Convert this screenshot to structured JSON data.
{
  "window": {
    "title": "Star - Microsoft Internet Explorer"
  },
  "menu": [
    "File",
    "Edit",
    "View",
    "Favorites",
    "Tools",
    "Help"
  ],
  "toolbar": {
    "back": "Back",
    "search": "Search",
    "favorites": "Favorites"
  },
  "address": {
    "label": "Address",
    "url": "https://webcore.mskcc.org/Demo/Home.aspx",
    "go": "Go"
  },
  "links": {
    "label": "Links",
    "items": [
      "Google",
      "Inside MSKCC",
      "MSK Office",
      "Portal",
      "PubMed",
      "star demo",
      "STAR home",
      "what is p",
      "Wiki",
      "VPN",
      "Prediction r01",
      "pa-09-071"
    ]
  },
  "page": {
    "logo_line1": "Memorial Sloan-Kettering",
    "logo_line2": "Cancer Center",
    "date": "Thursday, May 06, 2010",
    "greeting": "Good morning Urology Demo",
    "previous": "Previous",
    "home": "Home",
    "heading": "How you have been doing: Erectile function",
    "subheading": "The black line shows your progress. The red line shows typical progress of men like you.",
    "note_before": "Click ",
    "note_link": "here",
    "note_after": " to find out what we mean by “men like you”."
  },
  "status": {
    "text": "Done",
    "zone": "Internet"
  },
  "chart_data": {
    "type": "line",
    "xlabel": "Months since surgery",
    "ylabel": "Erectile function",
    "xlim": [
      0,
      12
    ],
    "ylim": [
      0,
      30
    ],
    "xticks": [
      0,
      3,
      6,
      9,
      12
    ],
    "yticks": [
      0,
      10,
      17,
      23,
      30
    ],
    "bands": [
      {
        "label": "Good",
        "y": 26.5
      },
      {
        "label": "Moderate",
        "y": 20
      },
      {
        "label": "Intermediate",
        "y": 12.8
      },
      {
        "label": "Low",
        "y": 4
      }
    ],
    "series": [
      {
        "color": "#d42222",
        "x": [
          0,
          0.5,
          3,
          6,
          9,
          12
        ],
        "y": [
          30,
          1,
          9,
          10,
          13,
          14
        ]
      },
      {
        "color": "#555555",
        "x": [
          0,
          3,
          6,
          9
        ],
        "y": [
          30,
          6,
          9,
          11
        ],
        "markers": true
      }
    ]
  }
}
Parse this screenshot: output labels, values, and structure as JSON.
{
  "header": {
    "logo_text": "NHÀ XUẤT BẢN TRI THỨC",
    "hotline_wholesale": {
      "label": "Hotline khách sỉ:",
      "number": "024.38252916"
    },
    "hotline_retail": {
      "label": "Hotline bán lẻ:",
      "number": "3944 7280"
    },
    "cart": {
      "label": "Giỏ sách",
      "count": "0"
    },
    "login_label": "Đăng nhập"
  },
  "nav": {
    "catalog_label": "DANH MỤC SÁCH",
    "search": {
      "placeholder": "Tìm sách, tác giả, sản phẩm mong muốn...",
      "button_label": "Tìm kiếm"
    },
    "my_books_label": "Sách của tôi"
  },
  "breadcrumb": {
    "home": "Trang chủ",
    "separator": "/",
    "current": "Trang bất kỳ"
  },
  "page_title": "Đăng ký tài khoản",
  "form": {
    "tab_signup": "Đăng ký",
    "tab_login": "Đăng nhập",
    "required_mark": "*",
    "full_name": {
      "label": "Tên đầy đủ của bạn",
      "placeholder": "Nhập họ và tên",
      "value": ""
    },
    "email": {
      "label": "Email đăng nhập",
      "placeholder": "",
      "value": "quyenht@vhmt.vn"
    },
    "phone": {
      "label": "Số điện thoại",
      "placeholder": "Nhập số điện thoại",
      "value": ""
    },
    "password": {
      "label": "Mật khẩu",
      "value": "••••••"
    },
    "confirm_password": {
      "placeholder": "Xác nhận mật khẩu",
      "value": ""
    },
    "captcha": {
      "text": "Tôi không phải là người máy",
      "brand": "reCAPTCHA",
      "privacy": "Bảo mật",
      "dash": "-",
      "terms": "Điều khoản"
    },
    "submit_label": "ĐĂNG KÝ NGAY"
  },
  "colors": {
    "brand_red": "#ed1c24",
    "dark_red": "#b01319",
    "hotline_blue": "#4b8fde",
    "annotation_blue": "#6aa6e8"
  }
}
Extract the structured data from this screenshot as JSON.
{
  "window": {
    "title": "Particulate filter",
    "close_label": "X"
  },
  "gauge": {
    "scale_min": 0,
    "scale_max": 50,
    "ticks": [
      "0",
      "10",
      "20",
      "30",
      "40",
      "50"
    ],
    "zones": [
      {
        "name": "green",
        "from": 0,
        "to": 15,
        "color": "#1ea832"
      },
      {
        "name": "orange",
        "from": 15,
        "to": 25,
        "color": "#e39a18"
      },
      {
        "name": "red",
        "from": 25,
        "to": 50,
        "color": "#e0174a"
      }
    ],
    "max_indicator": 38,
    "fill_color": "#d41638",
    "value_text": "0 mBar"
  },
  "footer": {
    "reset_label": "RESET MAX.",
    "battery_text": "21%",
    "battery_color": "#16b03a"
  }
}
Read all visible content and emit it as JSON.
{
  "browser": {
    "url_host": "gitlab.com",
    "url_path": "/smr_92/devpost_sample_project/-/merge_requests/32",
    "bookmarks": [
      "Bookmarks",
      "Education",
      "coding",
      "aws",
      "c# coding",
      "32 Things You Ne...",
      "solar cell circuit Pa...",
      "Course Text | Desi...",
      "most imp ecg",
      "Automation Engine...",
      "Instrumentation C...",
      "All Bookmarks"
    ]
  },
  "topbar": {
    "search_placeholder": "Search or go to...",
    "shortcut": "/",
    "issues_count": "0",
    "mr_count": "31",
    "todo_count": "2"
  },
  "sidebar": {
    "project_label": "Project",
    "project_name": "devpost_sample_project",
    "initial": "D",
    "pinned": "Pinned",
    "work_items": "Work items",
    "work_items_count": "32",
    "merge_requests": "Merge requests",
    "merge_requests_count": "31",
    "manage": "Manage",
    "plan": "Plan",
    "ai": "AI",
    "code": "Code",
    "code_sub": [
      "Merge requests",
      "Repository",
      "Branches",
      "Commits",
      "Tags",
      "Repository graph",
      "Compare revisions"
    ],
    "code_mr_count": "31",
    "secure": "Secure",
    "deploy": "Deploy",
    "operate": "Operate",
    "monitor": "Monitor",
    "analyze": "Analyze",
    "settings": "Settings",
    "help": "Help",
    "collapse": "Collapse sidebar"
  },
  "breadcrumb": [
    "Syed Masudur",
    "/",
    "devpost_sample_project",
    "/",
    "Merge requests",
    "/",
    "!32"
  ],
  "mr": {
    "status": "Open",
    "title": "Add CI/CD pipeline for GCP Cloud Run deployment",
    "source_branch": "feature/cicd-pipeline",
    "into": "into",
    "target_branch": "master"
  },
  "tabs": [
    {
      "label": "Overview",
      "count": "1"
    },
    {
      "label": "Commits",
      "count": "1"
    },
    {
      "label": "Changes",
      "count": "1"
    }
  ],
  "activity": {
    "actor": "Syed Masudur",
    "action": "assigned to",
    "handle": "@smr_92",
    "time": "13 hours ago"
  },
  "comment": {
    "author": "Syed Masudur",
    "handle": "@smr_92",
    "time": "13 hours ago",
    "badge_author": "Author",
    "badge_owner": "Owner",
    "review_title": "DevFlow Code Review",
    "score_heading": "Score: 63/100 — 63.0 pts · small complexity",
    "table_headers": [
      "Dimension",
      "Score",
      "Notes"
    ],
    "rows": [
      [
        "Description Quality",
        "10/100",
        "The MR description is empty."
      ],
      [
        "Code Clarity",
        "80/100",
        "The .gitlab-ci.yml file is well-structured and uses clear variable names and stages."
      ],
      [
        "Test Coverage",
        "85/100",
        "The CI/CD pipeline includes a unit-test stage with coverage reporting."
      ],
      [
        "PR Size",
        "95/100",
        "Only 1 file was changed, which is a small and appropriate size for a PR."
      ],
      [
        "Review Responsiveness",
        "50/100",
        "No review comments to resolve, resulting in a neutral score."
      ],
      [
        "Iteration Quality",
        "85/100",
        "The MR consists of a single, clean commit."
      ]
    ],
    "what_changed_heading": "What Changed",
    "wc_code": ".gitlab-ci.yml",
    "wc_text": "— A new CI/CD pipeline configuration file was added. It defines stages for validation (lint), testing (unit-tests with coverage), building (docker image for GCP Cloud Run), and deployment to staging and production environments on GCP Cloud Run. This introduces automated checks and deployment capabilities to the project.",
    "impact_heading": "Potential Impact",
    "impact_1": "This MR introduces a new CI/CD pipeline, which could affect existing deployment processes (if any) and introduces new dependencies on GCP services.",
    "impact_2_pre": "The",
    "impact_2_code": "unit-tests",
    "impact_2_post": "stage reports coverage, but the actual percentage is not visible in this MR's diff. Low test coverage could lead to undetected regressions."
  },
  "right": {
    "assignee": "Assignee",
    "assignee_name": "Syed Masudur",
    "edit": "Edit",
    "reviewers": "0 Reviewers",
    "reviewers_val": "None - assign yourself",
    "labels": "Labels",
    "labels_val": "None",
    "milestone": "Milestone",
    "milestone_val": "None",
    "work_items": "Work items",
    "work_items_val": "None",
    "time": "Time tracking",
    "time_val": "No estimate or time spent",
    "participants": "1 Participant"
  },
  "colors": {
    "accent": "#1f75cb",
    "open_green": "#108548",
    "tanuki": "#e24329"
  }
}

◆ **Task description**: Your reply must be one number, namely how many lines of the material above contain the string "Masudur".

◆ **Answer box**: 4